Page and application data records
┄┄┄┄┄┄┄┄┄┄┄┄┄┄┄┄┄┄┄┄
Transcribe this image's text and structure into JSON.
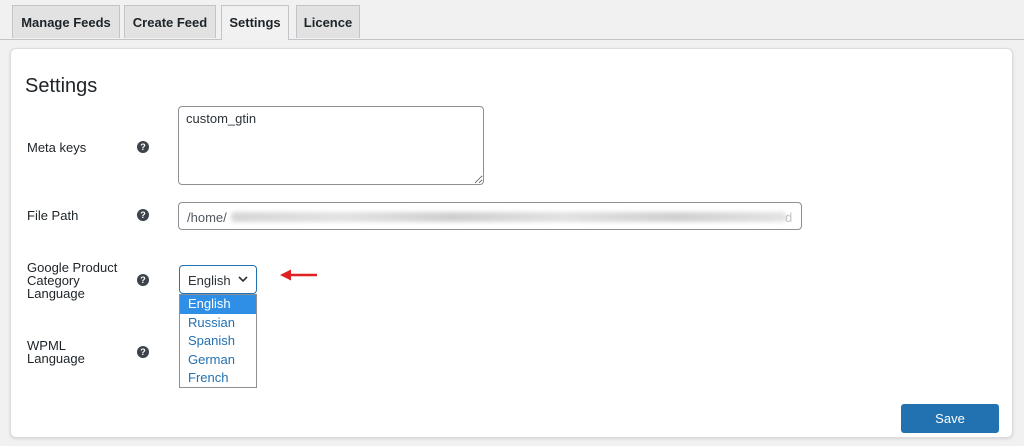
{
  "tabs": [
    {
      "label": "Manage Feeds",
      "active": false
    },
    {
      "label": "Create Feed",
      "active": false
    },
    {
      "label": "Settings",
      "active": true
    },
    {
      "label": "Licence",
      "active": false
    }
  ],
  "page": {
    "title": "Settings"
  },
  "fields": {
    "meta_keys": {
      "label": "Meta keys",
      "value": "custom_gtin"
    },
    "file_path": {
      "label": "File Path",
      "value_prefix": "/home/",
      "value_suffix": "d"
    },
    "google_lang": {
      "label_line1": "Google Product",
      "label_line2": "Category",
      "label_line3": "Language",
      "selected": "English",
      "options": [
        "English",
        "Russian",
        "Spanish",
        "German",
        "French"
      ]
    },
    "wpml": {
      "label_line1": "WPML",
      "label_line2": "Language"
    }
  },
  "help_glyph": "?",
  "save_label": "Save",
  "colors": {
    "accent": "#2271b1",
    "highlight": "#2f8fe6",
    "annotation_arrow": "#e02020"
  }
}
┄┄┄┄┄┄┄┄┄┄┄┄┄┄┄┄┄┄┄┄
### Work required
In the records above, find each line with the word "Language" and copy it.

### Completed task
      "label_line3": "Language",
      "label_line2": "Language"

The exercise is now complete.